──────── Material to process ────────
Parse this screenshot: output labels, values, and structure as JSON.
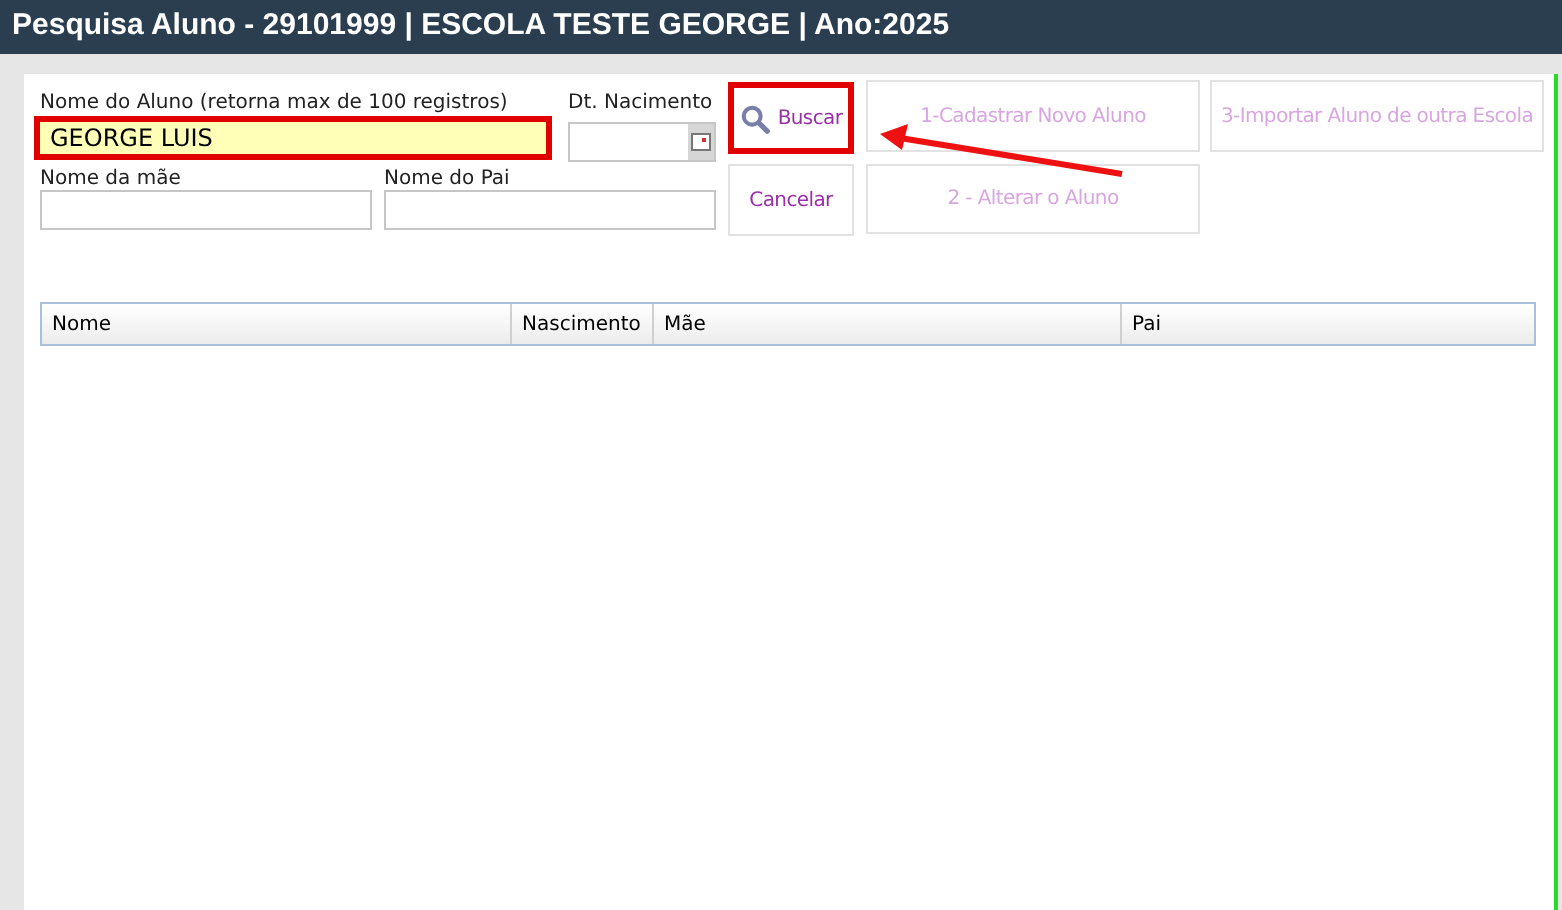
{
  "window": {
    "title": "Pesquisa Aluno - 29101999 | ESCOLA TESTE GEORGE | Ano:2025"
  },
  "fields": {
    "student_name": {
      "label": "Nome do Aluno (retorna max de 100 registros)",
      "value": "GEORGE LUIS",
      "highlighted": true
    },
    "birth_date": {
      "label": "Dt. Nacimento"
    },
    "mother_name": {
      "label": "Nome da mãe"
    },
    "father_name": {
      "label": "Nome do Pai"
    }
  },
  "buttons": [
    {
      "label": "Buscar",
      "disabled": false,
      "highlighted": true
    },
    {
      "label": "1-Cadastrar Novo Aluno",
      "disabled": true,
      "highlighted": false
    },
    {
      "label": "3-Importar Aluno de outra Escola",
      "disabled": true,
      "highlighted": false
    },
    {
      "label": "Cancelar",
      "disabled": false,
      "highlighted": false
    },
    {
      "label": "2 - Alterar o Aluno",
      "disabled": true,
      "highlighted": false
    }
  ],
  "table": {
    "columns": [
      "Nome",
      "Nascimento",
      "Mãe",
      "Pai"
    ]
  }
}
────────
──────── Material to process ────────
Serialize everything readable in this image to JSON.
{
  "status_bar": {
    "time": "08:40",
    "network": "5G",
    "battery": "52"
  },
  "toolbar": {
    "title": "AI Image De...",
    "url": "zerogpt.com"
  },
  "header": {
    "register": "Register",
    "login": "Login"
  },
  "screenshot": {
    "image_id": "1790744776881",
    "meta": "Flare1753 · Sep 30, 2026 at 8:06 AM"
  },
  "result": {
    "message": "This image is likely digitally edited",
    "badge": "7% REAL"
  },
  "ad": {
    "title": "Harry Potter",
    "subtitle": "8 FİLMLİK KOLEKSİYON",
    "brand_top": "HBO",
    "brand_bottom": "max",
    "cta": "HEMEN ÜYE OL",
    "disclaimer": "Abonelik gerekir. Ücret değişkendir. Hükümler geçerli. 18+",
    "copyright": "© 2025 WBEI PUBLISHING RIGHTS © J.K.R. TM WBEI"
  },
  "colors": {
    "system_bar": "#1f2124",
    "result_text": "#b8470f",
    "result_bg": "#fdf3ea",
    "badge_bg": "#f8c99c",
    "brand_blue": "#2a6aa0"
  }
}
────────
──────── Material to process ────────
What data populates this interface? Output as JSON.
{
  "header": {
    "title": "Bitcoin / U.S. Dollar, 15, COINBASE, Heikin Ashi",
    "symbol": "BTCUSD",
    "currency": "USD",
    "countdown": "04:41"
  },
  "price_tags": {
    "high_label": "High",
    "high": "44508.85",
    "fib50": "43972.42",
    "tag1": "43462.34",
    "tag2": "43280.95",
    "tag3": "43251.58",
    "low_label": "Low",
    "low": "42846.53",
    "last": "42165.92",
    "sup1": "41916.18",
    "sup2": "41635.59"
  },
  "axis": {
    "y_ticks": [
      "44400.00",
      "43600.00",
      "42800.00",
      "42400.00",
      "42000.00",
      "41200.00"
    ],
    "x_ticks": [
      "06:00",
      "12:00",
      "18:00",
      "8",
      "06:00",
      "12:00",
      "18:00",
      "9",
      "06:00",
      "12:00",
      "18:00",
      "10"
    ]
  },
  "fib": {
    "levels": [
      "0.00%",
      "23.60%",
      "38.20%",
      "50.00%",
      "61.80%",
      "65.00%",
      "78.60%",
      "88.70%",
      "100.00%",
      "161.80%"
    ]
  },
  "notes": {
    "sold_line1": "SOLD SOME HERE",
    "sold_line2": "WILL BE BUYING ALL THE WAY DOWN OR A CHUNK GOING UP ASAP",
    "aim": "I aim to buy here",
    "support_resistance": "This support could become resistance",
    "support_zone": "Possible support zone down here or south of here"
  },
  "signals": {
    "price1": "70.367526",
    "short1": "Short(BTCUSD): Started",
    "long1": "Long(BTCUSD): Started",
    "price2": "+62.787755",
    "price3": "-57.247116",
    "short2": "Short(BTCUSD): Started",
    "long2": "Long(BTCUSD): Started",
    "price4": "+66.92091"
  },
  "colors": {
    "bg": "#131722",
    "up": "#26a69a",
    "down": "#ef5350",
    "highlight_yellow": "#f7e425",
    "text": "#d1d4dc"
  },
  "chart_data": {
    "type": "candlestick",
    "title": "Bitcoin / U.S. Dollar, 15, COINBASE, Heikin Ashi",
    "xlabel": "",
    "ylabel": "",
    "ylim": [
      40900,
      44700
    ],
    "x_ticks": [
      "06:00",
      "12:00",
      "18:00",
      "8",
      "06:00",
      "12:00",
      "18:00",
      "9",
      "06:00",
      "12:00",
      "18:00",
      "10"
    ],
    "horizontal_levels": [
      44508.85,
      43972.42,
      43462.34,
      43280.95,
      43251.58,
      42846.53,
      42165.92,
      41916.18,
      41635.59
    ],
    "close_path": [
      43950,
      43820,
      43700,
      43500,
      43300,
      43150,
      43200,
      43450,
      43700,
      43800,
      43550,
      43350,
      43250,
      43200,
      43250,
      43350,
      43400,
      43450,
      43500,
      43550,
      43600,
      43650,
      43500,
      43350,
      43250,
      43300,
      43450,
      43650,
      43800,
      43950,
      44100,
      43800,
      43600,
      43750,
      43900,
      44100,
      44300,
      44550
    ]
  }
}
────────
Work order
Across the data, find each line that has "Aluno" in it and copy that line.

Answer area
    "title": "Pesquisa Aluno - 29101999 | ESCOLA TESTE GEORGE | Ano:2025"
      "label": "Nome do Aluno (retorna max de 100 registros)",
      "label": "1-Cadastrar Novo Aluno",
      "label": "3-Importar Aluno de outra Escola",
      "label": "2 - Alterar o Aluno",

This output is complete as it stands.